▸ PROBLEM DESCRIPTION
Copy all records exactly; omit pictures.

Excerpts from a dataset:
+++

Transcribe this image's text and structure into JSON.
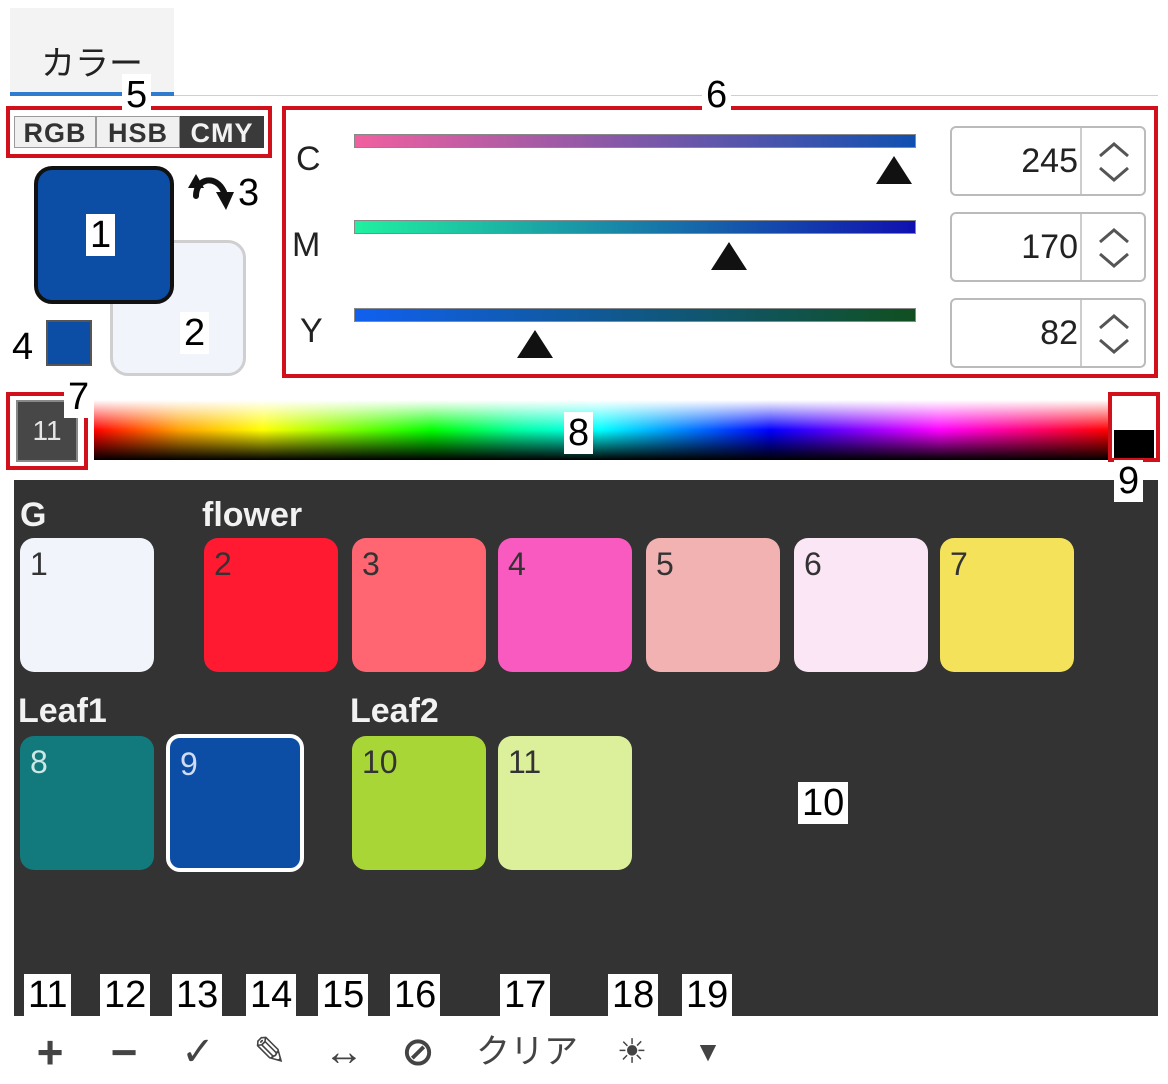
{
  "tab": {
    "label": "カラー"
  },
  "mode_switch": {
    "options": [
      "RGB",
      "HSB",
      "CMY"
    ],
    "active": "CMY"
  },
  "colors": {
    "main": "#0c4ea6",
    "sub": "#f1f4fb",
    "main_history": "#0c4ea6"
  },
  "sliders": [
    {
      "label": "C",
      "value": "245",
      "fraction": 0.961,
      "gradient": [
        "#f060a0",
        "#1050b0"
      ]
    },
    {
      "label": "M",
      "value": "170",
      "fraction": 0.667,
      "gradient": [
        "#20f0a0",
        "#1010b0"
      ]
    },
    {
      "label": "Y",
      "value": "82",
      "fraction": 0.322,
      "gradient": [
        "#1060f0",
        "#105020"
      ]
    }
  ],
  "hue_bar": {
    "current_index": "11"
  },
  "palette": {
    "groups": [
      {
        "name": "G",
        "chips": [
          {
            "num": "1",
            "color": "#f1f4fb"
          }
        ]
      },
      {
        "name": "flower",
        "chips": [
          {
            "num": "2",
            "color": "#ff1a32"
          },
          {
            "num": "3",
            "color": "#ff6672"
          },
          {
            "num": "4",
            "color": "#f85ac0"
          },
          {
            "num": "5",
            "color": "#f2b2b2"
          },
          {
            "num": "6",
            "color": "#fbe6f6"
          },
          {
            "num": "7",
            "color": "#f4e25a"
          }
        ]
      },
      {
        "name": "Leaf1",
        "chips": [
          {
            "num": "8",
            "color": "#127a7c"
          },
          {
            "num": "9",
            "color": "#0c4ea6",
            "selected": true
          }
        ]
      },
      {
        "name": "Leaf2",
        "chips": [
          {
            "num": "10",
            "color": "#a8d636"
          },
          {
            "num": "11",
            "color": "#dcf09c"
          }
        ]
      }
    ]
  },
  "toolbar": {
    "add": "+",
    "remove": "−",
    "apply": "✓",
    "edit": "✎",
    "swap": "↔",
    "disable": "⊘",
    "clear": "クリア",
    "brightness": "☀",
    "menu": "▼"
  },
  "callouts": [
    "1",
    "2",
    "3",
    "4",
    "5",
    "6",
    "7",
    "8",
    "9",
    "10",
    "11",
    "12",
    "13",
    "14",
    "15",
    "16",
    "17",
    "18",
    "19"
  ]
}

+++

▸ WRITTEN SOLUTION
Transcribe this image's text and structure into JSON.
{
  "tab": {
    "label": "カラー"
  },
  "mode_switch": {
    "options": [
      "RGB",
      "HSB",
      "CMY"
    ],
    "active": "CMY"
  },
  "colors": {
    "main": "#0c4ea6",
    "sub": "#f1f4fb",
    "main_history": "#0c4ea6"
  },
  "sliders": [
    {
      "label": "C",
      "value": "245",
      "fraction": 0.961,
      "gradient": [
        "#f060a0",
        "#1050b0"
      ]
    },
    {
      "label": "M",
      "value": "170",
      "fraction": 0.667,
      "gradient": [
        "#20f0a0",
        "#1010b0"
      ]
    },
    {
      "label": "Y",
      "value": "82",
      "fraction": 0.322,
      "gradient": [
        "#1060f0",
        "#105020"
      ]
    }
  ],
  "hue_bar": {
    "current_index": "11"
  },
  "palette": {
    "groups": [
      {
        "name": "G",
        "chips": [
          {
            "num": "1",
            "color": "#f1f4fb"
          }
        ]
      },
      {
        "name": "flower",
        "chips": [
          {
            "num": "2",
            "color": "#ff1a32"
          },
          {
            "num": "3",
            "color": "#ff6672"
          },
          {
            "num": "4",
            "color": "#f85ac0"
          },
          {
            "num": "5",
            "color": "#f2b2b2"
          },
          {
            "num": "6",
            "color": "#fbe6f6"
          },
          {
            "num": "7",
            "color": "#f4e25a"
          }
        ]
      },
      {
        "name": "Leaf1",
        "chips": [
          {
            "num": "8",
            "color": "#127a7c"
          },
          {
            "num": "9",
            "color": "#0c4ea6",
            "selected": true
          }
        ]
      },
      {
        "name": "Leaf2",
        "chips": [
          {
            "num": "10",
            "color": "#a8d636"
          },
          {
            "num": "11",
            "color": "#dcf09c"
          }
        ]
      }
    ]
  },
  "toolbar": {
    "add": "+",
    "remove": "−",
    "apply": "✓",
    "edit": "✎",
    "swap": "↔",
    "disable": "⊘",
    "clear": "クリア",
    "brightness": "☀",
    "menu": "▼"
  },
  "callouts": [
    "1",
    "2",
    "3",
    "4",
    "5",
    "6",
    "7",
    "8",
    "9",
    "10",
    "11",
    "12",
    "13",
    "14",
    "15",
    "16",
    "17",
    "18",
    "19"
  ]
}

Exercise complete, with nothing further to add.